Movements and Activity Budgets of Caribou Near Oil Drilling Sites in the Sagavanirktok River Floodplain, Alaska


  • Steve G. Fancy



Animal behaviour, Caribou, Environmental impacts, Petroleum industry, Alaska, Northern


Movements and activity patterns were compared for caribou (Rangifer tarandus granti) near two active drilling sites on the periphery of the Prudhoe Bay oilfield and for caribou from a control site. Caribou on the experimental and control sites had similar movement rates and activity budgets, but many localized responses to the roads, pipelines, vehicle traffic, and other structures and activities were observed. Insect harassment had an appreciable effect on caribou movements and activity budgets. Groups harassed by insects moved approximately twice as fast and spent at least 50% less time lying and feeding than did unharassed groups. Of the 99 groups that approached a road, pipeline, and/or drill site, 70.7% crossed directly, 19.2% detoured around the drill site, and 10.1% reversed direction and left the study area. No evidence was found that caribou cows and calves were avoiding the area because of drilling operations.
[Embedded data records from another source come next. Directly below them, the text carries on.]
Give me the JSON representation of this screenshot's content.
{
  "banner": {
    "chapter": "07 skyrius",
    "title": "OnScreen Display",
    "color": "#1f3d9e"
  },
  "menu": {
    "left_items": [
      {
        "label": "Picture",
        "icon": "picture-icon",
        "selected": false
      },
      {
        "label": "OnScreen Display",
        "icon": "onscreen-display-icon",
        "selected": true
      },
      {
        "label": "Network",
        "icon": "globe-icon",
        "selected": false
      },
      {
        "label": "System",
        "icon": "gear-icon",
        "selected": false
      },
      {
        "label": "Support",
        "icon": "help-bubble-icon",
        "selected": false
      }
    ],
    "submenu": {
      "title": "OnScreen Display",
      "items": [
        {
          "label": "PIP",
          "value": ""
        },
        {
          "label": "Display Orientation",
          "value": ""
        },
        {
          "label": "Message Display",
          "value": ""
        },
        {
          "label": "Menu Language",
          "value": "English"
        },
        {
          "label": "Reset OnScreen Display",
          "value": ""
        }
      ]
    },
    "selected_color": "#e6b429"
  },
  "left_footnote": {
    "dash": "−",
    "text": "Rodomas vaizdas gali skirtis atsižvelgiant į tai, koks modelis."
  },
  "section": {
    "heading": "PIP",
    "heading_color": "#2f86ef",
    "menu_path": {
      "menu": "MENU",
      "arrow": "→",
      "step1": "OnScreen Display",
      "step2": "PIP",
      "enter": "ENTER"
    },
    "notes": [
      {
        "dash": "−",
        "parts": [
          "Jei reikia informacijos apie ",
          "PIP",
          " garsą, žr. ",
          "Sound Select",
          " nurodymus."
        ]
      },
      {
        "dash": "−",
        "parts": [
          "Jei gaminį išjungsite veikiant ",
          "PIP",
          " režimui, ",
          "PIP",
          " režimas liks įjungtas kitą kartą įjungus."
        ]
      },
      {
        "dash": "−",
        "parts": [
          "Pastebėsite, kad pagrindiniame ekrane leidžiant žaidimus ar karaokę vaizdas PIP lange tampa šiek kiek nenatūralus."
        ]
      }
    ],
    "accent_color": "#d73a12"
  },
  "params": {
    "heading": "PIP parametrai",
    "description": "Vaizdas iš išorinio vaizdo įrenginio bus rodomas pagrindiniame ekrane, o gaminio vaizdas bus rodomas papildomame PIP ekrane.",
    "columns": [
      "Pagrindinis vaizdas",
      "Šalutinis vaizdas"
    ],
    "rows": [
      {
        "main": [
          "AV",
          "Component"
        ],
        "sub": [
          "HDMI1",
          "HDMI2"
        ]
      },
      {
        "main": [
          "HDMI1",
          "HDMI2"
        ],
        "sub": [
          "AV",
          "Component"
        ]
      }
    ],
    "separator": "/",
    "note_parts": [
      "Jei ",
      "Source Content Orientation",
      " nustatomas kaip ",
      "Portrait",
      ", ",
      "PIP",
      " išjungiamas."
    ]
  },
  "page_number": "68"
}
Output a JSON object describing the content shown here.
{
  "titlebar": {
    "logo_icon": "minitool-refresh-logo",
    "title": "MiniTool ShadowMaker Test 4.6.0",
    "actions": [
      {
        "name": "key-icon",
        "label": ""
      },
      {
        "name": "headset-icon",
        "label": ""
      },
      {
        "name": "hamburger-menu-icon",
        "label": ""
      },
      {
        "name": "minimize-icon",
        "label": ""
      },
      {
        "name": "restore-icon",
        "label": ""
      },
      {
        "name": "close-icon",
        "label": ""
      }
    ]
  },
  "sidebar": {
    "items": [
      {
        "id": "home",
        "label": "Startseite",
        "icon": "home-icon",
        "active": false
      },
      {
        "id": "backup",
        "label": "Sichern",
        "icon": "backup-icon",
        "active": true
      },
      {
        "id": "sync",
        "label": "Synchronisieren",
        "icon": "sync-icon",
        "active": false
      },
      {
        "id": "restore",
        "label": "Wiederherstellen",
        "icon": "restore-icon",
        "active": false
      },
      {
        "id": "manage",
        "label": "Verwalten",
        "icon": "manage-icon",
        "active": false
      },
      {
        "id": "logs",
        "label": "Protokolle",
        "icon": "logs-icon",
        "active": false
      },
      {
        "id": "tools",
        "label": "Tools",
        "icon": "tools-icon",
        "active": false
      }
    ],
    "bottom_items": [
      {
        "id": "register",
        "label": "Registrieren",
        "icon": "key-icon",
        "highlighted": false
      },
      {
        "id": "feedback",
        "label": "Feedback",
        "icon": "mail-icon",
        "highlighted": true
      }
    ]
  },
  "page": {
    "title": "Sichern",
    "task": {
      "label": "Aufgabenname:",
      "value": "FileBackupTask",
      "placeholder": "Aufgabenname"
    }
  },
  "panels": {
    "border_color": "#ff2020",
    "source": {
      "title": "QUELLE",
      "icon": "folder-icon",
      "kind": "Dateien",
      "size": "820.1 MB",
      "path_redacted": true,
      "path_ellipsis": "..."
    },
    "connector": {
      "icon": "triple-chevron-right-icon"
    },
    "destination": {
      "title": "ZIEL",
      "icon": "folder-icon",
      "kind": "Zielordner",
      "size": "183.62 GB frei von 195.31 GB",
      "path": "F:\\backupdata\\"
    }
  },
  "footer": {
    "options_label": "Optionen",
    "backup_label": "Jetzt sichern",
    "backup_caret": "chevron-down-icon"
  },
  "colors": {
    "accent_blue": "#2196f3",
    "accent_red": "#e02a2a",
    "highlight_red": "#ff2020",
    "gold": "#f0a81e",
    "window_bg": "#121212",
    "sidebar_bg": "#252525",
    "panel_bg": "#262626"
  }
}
Key words: caribou, Rangifer tarandus granti, movements, disturbance, insect harassment, Prudhoe Bay, petroleum development